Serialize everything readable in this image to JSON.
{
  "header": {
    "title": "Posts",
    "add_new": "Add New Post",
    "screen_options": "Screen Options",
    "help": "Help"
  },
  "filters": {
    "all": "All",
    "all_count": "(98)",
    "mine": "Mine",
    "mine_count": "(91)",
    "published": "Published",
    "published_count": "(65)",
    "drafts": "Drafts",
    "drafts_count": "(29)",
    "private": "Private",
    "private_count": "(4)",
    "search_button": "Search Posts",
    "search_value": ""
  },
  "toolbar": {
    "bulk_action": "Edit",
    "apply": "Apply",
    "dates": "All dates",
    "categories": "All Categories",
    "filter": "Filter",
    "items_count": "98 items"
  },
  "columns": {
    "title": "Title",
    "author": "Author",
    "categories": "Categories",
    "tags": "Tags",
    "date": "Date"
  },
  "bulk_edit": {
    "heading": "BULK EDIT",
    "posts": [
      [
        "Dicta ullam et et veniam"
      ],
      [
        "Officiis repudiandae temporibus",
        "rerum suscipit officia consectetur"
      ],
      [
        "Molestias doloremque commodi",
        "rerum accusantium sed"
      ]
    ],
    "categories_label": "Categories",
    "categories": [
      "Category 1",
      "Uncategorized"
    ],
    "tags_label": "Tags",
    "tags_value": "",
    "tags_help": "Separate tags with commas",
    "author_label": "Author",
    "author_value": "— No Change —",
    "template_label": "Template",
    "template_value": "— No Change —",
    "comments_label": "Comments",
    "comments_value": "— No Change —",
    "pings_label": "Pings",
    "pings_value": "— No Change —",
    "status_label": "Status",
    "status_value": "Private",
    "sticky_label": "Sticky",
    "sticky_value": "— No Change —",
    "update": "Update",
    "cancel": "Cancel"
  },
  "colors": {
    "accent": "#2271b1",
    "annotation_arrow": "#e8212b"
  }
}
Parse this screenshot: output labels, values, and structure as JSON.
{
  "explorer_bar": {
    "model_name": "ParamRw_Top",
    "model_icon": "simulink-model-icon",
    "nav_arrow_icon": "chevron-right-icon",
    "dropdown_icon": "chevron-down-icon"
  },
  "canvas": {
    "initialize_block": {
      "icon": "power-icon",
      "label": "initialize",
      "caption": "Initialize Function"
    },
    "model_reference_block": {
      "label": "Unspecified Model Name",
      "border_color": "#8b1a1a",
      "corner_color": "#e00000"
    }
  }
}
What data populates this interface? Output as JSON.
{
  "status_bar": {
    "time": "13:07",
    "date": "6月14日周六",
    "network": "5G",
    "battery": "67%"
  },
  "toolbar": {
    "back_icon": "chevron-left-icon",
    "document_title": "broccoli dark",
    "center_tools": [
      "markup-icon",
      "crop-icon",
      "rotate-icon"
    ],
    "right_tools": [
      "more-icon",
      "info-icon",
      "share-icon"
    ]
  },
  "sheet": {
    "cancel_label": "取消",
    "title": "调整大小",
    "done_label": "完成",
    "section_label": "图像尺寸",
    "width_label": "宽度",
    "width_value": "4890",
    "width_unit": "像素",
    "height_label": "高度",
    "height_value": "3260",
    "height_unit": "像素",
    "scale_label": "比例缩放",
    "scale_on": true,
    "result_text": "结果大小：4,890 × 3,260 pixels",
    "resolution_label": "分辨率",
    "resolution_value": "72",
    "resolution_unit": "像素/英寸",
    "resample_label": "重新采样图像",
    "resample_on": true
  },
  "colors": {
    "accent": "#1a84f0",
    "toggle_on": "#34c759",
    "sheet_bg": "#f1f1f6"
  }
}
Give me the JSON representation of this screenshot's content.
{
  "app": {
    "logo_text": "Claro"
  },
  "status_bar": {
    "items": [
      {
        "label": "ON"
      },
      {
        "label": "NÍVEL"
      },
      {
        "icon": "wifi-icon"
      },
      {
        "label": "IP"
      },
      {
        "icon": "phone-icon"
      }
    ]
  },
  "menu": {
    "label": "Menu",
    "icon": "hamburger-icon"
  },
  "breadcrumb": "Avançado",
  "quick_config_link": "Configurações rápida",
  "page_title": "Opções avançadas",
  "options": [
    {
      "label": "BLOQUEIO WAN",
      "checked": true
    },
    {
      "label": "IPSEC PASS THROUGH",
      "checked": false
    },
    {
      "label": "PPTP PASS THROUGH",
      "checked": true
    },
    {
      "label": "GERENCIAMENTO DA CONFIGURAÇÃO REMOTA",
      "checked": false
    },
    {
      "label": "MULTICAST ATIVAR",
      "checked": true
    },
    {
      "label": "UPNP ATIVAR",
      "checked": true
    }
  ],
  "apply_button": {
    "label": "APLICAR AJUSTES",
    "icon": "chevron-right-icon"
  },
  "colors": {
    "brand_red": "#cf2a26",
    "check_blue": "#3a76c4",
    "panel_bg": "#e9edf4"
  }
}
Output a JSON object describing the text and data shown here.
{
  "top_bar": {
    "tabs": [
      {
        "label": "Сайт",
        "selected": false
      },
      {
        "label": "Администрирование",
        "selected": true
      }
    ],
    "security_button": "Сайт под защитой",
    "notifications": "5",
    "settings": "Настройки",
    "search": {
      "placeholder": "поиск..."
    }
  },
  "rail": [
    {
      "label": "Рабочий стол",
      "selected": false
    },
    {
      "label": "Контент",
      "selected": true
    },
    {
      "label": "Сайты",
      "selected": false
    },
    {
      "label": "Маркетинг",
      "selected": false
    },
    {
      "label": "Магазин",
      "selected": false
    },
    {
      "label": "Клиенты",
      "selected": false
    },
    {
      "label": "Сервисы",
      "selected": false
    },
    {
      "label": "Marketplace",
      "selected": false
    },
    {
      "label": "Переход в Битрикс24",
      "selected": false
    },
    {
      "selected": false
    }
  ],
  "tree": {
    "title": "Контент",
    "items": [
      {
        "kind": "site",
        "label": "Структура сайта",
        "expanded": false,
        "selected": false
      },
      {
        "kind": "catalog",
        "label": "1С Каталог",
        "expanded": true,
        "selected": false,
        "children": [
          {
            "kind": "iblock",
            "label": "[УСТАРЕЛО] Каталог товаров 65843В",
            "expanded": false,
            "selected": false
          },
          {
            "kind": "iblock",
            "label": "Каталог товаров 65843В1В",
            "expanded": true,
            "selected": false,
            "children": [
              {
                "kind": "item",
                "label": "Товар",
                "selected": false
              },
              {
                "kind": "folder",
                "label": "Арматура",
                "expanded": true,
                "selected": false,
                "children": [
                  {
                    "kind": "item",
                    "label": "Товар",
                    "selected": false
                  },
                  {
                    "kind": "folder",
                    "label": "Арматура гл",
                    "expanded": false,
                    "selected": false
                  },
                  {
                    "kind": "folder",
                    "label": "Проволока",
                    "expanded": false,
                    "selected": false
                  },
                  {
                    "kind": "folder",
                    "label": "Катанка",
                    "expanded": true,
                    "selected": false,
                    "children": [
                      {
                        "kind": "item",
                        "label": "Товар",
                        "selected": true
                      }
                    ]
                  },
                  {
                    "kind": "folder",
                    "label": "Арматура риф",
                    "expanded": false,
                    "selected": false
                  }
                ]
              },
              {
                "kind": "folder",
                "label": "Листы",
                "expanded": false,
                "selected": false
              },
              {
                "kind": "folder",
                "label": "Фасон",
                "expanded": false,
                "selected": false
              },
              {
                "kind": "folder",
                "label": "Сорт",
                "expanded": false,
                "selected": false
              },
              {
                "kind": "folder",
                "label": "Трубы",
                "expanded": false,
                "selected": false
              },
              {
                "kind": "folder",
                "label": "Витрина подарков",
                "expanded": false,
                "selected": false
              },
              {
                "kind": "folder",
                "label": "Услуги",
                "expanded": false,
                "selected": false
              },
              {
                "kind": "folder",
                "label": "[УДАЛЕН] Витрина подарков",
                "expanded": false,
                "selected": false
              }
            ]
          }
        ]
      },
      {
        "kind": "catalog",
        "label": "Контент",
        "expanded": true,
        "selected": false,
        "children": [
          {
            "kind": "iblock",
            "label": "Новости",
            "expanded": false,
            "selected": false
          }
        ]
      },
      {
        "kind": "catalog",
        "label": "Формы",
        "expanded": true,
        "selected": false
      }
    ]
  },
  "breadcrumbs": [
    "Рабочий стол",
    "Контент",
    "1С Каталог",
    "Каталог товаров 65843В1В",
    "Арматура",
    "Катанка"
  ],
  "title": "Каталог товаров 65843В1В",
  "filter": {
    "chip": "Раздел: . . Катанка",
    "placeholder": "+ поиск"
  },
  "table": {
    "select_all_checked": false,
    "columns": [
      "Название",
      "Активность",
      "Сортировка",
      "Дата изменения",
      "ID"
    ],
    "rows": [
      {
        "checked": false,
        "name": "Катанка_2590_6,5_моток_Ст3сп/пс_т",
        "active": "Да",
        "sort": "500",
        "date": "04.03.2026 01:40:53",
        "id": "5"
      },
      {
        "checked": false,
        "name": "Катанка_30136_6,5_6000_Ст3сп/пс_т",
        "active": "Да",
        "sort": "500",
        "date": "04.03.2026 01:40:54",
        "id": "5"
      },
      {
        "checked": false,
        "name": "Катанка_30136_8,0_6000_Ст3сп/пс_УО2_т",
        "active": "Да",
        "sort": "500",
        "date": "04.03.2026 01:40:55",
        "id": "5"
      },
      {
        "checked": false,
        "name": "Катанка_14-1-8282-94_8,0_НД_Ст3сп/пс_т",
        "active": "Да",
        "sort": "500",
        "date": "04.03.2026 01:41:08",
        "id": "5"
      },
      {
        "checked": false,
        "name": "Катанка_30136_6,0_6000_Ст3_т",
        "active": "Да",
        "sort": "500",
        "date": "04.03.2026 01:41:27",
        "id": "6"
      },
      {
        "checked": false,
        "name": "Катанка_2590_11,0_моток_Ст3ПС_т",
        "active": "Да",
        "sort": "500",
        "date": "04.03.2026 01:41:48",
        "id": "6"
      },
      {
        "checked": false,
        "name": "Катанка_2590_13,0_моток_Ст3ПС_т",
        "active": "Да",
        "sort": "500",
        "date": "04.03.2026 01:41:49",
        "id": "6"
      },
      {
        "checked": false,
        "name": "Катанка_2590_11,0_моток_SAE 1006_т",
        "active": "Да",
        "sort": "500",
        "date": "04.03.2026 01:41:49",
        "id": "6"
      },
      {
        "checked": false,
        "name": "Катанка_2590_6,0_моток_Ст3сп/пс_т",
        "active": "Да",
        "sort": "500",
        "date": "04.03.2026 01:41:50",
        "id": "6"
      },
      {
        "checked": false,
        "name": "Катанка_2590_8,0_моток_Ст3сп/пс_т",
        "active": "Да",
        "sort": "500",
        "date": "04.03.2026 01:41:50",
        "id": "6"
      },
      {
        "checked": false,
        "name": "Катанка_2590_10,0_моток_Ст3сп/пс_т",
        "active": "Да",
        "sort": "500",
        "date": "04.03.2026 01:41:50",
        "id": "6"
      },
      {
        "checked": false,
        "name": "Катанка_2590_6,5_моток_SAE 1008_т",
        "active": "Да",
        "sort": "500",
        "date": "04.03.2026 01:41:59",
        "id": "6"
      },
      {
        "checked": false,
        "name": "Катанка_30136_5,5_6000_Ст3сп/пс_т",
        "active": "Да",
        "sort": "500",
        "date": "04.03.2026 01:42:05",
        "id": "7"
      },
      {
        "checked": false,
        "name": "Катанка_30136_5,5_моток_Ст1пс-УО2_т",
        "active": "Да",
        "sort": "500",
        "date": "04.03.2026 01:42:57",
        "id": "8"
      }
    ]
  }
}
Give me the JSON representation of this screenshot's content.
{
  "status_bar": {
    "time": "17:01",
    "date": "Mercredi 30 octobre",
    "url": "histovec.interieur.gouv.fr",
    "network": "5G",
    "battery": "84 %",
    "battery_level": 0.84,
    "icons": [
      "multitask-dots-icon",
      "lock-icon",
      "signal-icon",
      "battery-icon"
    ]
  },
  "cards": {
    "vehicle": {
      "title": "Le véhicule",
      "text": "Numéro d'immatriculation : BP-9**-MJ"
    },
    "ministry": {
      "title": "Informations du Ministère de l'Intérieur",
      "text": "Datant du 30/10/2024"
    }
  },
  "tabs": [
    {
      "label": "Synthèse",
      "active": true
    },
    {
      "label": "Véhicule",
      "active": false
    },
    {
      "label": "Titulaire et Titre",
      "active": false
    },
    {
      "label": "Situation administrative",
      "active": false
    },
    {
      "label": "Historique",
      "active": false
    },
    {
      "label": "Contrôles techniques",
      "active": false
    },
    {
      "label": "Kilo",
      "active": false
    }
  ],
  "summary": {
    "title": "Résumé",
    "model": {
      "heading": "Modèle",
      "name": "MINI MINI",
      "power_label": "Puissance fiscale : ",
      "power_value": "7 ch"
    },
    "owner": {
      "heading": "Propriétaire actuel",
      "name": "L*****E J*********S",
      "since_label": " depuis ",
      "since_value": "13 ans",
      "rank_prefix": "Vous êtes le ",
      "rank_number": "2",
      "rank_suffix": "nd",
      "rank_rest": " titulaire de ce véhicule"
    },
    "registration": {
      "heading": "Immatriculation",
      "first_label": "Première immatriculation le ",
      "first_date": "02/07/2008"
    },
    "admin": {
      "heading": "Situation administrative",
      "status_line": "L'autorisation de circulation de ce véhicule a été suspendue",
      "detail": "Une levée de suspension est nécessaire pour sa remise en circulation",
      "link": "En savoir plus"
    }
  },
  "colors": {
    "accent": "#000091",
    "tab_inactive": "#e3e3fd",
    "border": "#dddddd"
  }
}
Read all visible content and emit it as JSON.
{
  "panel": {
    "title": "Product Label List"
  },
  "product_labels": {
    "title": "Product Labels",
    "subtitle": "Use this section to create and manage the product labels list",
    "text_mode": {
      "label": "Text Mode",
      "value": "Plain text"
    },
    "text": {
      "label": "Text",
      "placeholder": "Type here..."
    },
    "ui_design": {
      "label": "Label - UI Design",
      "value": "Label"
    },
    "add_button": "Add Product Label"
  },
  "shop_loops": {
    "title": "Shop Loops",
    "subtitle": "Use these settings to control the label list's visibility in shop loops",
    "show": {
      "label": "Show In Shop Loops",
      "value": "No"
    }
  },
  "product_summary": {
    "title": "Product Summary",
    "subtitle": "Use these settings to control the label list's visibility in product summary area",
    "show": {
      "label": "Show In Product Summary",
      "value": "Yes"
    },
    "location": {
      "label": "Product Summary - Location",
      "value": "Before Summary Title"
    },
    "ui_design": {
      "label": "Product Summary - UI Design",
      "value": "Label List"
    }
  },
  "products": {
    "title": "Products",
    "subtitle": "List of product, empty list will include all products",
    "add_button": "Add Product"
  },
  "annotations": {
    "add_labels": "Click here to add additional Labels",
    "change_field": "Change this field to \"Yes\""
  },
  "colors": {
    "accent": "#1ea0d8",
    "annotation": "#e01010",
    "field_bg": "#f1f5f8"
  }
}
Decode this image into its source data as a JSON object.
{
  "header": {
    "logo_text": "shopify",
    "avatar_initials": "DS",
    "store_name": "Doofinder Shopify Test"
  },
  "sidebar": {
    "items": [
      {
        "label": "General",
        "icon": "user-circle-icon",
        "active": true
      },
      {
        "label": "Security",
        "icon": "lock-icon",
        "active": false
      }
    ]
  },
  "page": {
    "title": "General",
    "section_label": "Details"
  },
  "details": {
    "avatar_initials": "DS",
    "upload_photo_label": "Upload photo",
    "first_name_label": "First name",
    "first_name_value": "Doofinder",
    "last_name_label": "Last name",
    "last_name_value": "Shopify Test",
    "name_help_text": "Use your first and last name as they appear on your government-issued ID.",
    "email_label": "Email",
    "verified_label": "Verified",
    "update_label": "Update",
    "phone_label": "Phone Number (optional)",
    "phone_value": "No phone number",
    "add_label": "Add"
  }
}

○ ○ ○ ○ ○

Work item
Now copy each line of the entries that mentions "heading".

Reply to the exercise
    "heading": "BULK EDIT",
      "heading": "Modèle",
      "heading": "Propriétaire actuel",
      "heading": "Immatriculation",
      "heading": "Situation administrative",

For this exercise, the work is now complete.